There is precedence in Red Sox postseason history for call reversals. In Game 6 of the 2004 American League Championship Series, Mark Bellhorn hit a ball into the stands that bounced off of a fan and back into play. It was initially ruled a ground-rule double before the umpires changed it. Later in that game, Alex Rodriguez chopped the ball out of pitcher Bronson Arroyo's hand and was originally credited with reaching first and advancing to second on an error. But that call was also overturned after the umpires huddled.
Next season, things will likely become more clear cut with the new replay system.
The teamwork that the umpires used in correcting second-base umpire Dana DeMuth's missed call is something Farrell appreciated.
"I think there's more of an acceptance to set aside your decision making to, 'Hey, let's see if someone saw this differently.' And just talking to umpires, they want the right thing to be done as well," Farrell said. "In this case, it took them to get together. Yeah, it has evolved and I think there's been a lot of publicity drawn to calls that have been made that might have been [missed]. Maybe if this approach was taken, maybe the right one would have been had in those previous moments as well."

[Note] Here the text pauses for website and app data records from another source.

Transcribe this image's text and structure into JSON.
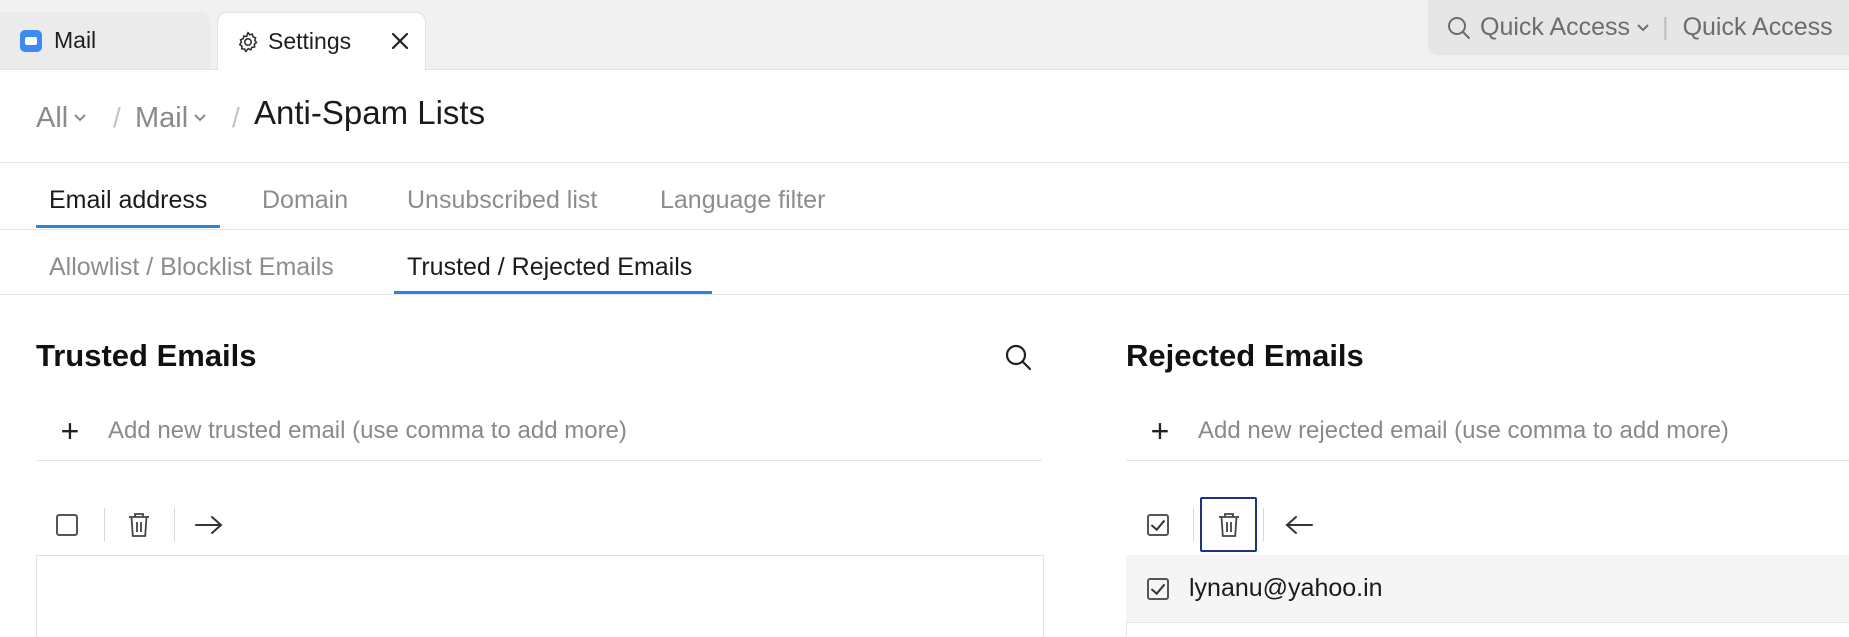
{
  "tabs": [
    {
      "label": "Mail",
      "icon": "mail-app-icon"
    },
    {
      "label": "Settings",
      "icon": "gear-icon"
    }
  ],
  "quick_access": {
    "label": "Quick Access",
    "label_right": "Quick Access",
    "separator": "|"
  },
  "breadcrumb": {
    "all": "All",
    "mail": "Mail",
    "separator": "/",
    "title": "Anti-Spam Lists"
  },
  "primary_tabs": [
    "Email address",
    "Domain",
    "Unsubscribed list",
    "Language filter"
  ],
  "secondary_tabs": [
    "Allowlist / Blocklist Emails",
    "Trusted / Rejected Emails"
  ],
  "trusted": {
    "title": "Trusted Emails",
    "add_placeholder": "Add new trusted email (use comma to add more)",
    "plus": "+"
  },
  "rejected": {
    "title": "Rejected Emails",
    "add_placeholder": "Add new rejected email (use comma to add more)",
    "plus": "+",
    "emails": [
      "lynanu@yahoo.in"
    ]
  },
  "colors": {
    "accent": "#2b86d9",
    "focus": "#1d3580",
    "mail_icon": "#3d8bf2"
  }
}
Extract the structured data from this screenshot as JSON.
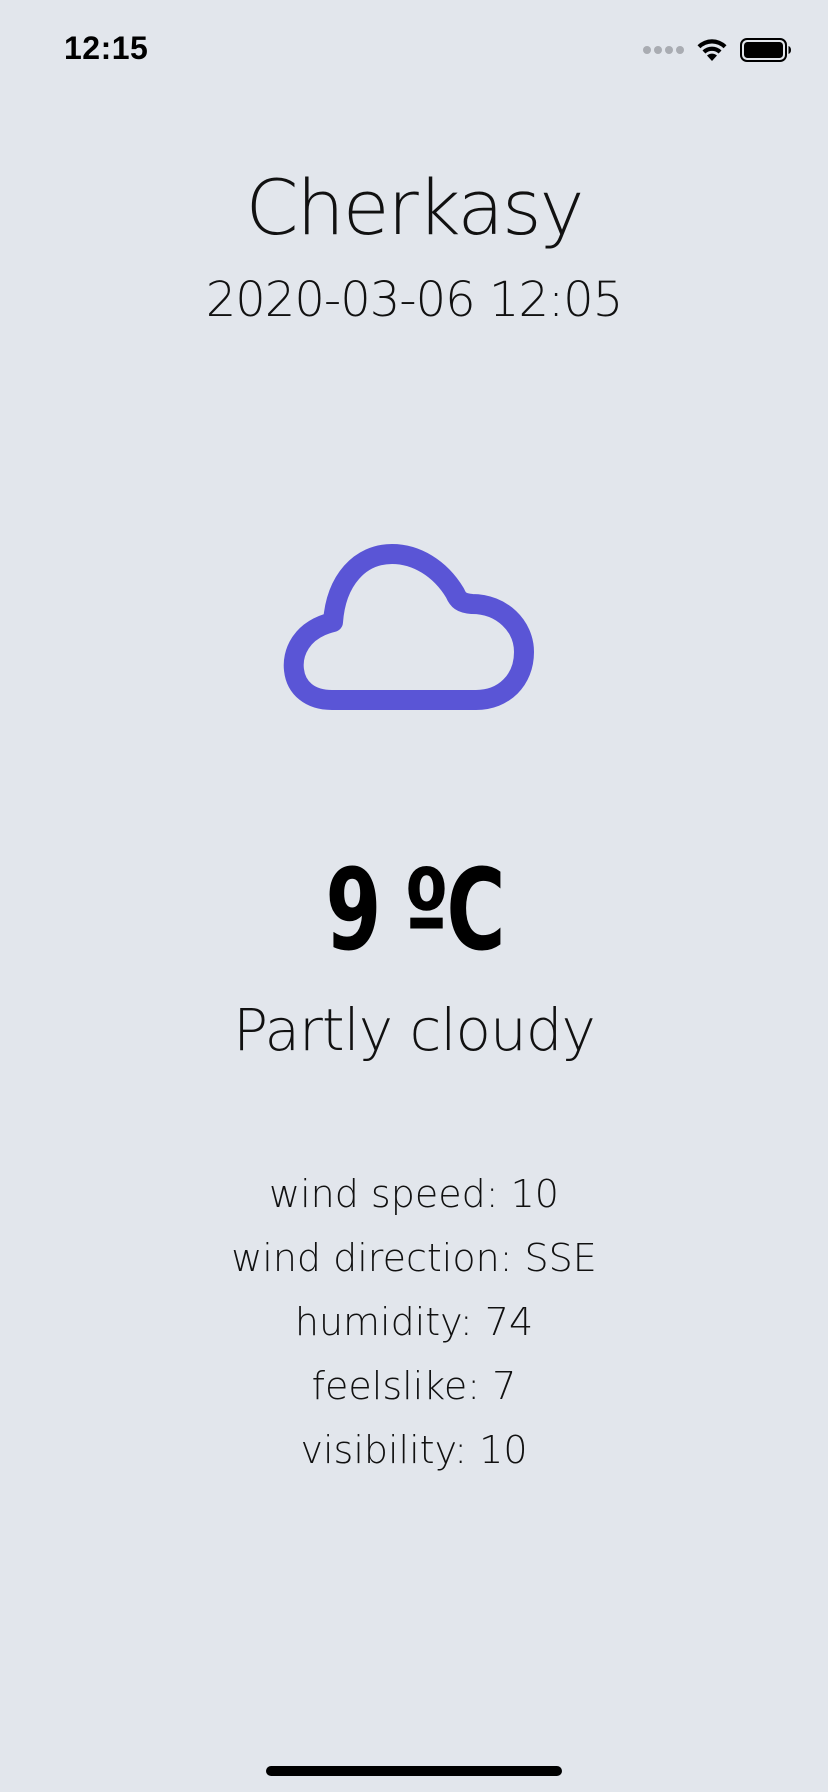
{
  "status_bar": {
    "time": "12:15",
    "icons": [
      "signal-icon",
      "wifi-icon",
      "battery-icon"
    ]
  },
  "weather": {
    "city": "Cherkasy",
    "datetime": "2020-03-06 12:05",
    "icon": "cloud-icon",
    "icon_color": "#5a55d6",
    "temperature": "9 ºC",
    "condition": "Partly cloudy",
    "details": [
      {
        "label": "wind speed: 10"
      },
      {
        "label": "wind direction: SSE"
      },
      {
        "label": "humidity: 74"
      },
      {
        "label": "feelslike: 7"
      },
      {
        "label": "visibility: 10"
      }
    ]
  },
  "colors": {
    "background": "#e2e6ec",
    "text": "#000000"
  }
}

Ian Browne is a reporter for MLB.com. Read his blog, Brownie Points, and follow him on Twitter @IanMBrowne. Jason Mastrodonato is a reporter for MLB.com. Follow him on Twitter @jmastrodonato. This story was not subject to the approval of Major League Baseball or its clubs.